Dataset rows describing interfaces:
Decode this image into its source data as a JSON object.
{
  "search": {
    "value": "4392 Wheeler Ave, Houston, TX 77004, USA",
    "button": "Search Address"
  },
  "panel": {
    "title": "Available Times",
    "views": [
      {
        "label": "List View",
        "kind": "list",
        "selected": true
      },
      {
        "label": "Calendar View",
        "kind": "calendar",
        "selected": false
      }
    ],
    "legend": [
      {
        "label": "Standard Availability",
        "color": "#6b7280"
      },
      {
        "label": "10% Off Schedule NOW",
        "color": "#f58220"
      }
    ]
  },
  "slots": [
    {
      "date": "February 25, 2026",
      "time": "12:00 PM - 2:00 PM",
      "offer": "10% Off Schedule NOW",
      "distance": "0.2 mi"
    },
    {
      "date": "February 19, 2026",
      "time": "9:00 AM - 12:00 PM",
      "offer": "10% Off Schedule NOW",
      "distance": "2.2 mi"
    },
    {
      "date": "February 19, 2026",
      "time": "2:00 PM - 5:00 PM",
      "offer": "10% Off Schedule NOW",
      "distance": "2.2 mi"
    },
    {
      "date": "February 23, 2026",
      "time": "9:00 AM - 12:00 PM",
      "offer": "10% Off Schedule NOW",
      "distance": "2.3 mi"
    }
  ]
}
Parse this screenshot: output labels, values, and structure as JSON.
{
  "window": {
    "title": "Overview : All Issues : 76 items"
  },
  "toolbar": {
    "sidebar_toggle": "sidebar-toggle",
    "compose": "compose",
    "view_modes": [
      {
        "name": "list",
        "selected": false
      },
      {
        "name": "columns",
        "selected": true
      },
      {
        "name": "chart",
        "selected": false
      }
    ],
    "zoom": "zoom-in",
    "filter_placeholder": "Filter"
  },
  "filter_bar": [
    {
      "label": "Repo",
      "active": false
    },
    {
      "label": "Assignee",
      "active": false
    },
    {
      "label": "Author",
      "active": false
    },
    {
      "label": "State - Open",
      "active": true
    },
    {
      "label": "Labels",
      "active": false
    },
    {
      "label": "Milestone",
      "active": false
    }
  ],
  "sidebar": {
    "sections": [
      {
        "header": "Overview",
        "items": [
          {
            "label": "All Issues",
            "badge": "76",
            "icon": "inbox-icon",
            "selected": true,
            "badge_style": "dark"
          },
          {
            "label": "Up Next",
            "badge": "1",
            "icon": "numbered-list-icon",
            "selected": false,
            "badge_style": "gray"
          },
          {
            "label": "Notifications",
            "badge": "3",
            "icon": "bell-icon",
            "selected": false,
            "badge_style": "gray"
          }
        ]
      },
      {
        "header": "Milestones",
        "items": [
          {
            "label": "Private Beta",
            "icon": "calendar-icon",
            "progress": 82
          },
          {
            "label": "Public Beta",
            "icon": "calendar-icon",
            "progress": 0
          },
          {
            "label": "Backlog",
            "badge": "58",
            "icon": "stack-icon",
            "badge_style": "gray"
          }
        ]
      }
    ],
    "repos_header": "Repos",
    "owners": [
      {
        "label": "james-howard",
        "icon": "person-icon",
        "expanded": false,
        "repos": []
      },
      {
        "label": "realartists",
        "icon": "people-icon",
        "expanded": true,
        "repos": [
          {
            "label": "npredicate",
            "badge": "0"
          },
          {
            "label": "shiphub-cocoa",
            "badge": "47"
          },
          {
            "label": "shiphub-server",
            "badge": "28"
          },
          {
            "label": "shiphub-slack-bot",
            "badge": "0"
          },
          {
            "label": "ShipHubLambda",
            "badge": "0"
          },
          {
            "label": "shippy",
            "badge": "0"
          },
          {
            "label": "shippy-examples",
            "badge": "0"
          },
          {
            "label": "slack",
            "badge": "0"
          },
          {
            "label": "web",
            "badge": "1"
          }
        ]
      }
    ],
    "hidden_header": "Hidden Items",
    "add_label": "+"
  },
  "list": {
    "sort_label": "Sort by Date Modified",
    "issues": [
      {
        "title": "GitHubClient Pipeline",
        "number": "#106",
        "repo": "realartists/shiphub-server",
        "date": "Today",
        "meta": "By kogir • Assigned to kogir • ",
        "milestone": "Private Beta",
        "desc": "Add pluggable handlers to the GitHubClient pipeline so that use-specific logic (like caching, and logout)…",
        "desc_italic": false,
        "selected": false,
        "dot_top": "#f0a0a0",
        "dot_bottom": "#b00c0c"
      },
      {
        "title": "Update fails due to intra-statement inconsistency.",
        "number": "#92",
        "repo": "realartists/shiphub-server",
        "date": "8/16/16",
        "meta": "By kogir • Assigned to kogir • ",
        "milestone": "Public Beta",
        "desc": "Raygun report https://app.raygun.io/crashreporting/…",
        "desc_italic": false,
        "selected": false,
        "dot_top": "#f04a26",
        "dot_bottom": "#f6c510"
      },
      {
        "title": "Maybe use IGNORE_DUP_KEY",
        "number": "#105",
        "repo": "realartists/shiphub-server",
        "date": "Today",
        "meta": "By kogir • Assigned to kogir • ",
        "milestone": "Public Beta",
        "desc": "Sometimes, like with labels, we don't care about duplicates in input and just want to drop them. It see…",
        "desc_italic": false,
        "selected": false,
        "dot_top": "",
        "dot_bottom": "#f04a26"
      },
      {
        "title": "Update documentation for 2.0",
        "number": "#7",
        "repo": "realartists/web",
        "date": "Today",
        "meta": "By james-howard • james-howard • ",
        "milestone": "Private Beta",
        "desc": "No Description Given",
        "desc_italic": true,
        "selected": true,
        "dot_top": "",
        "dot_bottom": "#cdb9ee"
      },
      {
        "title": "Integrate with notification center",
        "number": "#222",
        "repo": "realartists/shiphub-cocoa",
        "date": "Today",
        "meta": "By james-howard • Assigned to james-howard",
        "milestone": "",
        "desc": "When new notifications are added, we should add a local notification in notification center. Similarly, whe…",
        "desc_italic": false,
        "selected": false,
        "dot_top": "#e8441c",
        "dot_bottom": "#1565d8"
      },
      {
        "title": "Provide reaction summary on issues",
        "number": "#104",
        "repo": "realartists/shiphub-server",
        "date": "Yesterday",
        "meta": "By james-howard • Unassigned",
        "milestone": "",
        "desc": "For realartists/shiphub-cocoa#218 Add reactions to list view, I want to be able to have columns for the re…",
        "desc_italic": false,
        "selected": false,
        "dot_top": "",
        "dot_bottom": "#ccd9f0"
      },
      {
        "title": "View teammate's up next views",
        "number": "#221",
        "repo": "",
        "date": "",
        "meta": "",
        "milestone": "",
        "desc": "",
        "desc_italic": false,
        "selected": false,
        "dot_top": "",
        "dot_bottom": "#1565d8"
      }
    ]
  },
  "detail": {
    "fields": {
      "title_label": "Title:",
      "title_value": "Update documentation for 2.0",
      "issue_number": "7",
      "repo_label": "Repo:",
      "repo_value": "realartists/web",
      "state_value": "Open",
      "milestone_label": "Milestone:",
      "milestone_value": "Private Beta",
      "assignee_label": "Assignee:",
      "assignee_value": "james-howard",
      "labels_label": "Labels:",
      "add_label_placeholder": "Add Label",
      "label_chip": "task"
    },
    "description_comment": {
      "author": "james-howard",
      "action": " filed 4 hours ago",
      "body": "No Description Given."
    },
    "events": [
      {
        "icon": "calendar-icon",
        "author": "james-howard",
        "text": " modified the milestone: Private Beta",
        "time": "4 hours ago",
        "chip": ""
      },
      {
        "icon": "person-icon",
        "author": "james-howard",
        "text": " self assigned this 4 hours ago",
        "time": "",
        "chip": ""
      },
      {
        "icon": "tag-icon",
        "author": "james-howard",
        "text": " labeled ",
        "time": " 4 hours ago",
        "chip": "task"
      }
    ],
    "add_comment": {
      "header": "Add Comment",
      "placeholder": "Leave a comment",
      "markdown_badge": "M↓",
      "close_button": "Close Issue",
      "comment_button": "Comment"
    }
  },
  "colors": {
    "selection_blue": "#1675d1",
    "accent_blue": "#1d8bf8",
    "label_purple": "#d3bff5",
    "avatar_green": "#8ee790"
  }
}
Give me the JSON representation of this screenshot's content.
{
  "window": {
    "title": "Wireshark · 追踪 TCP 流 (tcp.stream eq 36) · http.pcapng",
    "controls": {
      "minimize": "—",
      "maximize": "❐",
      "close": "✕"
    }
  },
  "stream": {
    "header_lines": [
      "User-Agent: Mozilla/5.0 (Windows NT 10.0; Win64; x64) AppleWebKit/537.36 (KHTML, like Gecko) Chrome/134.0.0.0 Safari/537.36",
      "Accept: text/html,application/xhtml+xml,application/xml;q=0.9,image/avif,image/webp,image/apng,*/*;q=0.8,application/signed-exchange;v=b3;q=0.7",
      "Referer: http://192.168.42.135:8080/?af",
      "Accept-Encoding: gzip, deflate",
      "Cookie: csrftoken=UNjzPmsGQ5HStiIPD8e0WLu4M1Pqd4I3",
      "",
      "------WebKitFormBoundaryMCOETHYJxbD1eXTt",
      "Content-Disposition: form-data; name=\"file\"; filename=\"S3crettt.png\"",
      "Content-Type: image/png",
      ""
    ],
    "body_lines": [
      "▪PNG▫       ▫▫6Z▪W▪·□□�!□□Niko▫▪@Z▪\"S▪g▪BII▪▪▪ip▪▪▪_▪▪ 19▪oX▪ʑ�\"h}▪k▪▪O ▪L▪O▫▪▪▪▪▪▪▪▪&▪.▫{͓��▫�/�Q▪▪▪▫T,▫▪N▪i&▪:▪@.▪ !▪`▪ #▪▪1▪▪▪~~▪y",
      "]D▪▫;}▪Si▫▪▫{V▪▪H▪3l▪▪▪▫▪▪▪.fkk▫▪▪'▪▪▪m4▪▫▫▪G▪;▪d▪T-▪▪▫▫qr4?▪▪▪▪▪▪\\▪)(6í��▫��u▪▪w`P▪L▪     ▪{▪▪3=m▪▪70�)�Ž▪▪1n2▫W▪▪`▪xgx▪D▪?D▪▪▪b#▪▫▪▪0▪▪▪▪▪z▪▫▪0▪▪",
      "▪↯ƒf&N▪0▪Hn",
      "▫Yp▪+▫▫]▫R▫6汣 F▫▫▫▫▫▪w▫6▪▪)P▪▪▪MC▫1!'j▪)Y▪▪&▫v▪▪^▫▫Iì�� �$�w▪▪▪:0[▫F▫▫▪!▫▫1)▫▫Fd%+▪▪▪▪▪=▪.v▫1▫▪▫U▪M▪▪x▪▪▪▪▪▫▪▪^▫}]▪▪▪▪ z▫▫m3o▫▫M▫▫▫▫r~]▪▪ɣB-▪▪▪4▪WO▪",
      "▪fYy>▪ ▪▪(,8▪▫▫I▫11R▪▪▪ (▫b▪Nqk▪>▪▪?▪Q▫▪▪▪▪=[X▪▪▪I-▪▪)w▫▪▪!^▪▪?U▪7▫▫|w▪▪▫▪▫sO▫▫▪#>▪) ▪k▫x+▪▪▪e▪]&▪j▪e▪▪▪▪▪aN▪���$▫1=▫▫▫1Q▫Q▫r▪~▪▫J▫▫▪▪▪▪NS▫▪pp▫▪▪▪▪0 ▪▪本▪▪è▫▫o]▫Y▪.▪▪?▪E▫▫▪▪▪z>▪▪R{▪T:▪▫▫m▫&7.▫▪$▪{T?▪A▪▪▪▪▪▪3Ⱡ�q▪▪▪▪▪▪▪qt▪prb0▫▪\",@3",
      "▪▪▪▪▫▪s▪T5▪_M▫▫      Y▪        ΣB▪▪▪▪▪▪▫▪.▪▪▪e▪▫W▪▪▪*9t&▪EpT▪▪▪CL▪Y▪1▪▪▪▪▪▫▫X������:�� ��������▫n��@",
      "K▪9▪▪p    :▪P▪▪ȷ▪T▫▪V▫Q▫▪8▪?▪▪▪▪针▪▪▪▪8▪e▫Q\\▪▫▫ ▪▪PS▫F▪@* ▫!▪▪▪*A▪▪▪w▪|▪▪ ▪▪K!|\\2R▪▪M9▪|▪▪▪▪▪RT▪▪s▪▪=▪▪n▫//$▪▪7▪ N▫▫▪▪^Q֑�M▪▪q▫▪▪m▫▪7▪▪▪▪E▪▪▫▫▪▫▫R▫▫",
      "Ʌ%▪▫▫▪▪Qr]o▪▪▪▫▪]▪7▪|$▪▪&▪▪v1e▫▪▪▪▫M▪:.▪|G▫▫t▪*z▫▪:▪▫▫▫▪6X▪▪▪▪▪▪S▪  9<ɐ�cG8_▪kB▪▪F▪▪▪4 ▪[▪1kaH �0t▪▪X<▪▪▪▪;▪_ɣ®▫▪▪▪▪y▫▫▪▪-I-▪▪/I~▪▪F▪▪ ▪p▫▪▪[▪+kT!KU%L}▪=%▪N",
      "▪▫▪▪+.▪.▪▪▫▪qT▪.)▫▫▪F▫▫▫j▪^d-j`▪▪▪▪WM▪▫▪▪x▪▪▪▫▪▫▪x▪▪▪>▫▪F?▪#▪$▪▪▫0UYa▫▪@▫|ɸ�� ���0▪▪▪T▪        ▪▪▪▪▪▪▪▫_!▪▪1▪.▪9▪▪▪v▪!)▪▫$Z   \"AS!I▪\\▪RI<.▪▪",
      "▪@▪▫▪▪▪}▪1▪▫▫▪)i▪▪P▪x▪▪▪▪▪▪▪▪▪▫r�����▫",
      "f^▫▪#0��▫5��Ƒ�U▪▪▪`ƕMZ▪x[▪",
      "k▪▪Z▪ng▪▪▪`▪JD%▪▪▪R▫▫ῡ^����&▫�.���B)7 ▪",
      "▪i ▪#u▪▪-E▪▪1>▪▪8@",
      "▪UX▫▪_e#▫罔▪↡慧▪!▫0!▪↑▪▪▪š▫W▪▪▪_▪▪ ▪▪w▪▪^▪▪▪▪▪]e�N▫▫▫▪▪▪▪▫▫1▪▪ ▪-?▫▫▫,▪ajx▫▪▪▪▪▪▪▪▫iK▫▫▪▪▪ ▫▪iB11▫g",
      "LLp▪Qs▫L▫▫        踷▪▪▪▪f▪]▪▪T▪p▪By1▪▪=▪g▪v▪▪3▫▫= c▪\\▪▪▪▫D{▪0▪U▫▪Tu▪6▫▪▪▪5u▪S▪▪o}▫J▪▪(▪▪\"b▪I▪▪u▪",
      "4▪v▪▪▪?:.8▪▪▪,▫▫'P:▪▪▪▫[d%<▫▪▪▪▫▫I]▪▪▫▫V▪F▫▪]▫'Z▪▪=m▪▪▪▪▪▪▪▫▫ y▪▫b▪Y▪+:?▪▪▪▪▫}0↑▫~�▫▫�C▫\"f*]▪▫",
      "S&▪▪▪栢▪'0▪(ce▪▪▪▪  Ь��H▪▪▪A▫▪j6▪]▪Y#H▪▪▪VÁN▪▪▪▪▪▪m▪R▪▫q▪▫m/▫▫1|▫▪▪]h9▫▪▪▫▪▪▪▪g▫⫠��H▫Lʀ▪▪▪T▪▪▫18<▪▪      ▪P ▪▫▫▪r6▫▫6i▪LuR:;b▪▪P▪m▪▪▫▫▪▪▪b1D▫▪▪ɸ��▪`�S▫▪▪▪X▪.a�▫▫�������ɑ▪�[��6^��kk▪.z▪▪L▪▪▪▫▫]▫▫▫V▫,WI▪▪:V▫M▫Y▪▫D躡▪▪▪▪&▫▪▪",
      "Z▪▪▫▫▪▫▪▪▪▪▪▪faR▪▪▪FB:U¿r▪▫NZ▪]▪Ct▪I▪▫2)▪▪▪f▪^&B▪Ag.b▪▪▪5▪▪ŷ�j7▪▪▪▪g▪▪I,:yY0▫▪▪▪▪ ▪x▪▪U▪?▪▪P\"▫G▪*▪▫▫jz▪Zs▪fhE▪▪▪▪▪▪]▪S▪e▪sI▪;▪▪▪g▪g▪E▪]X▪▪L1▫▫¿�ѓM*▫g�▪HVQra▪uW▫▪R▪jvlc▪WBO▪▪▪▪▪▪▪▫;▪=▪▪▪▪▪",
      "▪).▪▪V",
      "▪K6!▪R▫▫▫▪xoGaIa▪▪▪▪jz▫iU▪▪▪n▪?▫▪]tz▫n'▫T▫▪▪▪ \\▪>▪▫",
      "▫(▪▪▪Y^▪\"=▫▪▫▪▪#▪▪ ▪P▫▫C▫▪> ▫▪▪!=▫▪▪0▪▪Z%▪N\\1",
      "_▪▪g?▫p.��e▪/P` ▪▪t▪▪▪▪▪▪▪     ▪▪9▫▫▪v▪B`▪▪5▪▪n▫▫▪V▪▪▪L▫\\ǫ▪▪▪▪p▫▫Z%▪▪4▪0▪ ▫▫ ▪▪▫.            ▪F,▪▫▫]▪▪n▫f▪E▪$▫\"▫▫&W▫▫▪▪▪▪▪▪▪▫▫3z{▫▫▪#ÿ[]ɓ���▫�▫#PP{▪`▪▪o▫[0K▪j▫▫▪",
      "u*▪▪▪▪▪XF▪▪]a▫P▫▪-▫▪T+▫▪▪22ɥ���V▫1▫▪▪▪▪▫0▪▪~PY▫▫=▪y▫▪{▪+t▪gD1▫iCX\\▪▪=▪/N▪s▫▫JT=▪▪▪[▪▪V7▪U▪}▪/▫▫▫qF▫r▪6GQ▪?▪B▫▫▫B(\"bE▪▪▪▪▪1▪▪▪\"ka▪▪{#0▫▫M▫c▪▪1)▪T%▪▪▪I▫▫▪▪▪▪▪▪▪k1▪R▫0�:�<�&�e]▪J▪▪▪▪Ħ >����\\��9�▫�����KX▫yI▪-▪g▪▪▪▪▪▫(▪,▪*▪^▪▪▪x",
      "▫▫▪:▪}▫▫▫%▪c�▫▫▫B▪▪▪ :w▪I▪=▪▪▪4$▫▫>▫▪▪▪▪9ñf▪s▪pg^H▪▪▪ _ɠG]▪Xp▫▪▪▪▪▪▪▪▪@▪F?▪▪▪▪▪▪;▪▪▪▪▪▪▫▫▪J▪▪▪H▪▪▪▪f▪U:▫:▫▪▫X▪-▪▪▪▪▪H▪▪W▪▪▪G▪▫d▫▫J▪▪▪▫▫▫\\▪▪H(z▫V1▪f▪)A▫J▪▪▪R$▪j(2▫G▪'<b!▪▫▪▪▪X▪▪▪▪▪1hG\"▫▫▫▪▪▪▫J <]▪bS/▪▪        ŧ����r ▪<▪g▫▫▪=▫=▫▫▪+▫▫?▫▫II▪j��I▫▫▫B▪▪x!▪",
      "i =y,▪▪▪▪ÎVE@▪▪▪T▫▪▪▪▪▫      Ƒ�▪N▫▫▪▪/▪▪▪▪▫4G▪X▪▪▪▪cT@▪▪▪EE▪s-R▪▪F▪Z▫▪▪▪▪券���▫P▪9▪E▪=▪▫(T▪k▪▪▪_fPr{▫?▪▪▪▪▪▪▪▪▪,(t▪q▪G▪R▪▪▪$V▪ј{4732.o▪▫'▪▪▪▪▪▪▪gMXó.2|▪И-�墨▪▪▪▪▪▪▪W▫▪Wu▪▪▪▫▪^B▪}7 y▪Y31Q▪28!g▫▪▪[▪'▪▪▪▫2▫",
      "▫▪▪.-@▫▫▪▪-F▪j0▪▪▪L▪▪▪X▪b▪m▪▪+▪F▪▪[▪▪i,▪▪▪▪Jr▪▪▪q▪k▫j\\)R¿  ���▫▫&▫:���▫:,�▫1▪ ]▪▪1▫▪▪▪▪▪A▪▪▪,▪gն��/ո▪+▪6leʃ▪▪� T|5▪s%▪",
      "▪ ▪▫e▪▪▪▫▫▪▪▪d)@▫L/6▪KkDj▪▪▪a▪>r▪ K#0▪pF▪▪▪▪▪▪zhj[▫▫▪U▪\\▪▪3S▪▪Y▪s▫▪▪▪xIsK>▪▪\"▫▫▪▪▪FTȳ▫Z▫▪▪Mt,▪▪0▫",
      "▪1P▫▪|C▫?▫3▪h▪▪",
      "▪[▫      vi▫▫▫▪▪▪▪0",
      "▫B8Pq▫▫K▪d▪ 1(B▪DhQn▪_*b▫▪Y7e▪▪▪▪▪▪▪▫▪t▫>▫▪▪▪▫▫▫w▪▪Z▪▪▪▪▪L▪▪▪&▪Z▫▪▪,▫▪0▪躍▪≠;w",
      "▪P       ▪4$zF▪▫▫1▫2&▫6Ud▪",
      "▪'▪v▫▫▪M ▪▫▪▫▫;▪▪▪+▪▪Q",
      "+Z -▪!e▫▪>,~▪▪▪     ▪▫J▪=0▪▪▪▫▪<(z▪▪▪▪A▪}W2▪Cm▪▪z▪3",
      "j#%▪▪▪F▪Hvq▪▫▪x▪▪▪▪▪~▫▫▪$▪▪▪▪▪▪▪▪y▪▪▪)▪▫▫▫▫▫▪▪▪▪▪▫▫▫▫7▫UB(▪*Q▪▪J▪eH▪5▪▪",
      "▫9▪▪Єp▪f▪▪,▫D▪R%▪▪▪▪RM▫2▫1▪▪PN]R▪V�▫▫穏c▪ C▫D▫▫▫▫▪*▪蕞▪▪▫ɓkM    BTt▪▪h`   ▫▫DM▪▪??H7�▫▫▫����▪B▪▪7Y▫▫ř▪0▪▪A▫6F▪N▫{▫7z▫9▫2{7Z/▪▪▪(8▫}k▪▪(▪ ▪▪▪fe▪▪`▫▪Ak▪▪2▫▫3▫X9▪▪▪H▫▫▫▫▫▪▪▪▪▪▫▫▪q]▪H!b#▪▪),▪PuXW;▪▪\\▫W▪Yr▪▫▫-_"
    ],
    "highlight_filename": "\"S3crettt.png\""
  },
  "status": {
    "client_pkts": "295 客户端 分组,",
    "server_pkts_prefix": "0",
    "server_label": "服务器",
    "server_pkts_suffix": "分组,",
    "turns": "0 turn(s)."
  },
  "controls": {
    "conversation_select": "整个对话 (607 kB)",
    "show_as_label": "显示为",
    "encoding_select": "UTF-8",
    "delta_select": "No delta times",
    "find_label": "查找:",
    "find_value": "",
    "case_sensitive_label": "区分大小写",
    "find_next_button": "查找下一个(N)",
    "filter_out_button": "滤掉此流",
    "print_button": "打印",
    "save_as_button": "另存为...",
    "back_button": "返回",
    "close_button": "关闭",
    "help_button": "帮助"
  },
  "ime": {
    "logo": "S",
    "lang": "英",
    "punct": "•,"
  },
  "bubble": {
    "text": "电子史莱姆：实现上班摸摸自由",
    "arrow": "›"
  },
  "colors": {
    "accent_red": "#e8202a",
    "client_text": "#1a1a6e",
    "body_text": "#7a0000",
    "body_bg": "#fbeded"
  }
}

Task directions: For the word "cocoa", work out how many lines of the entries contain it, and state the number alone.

Problem solution: 3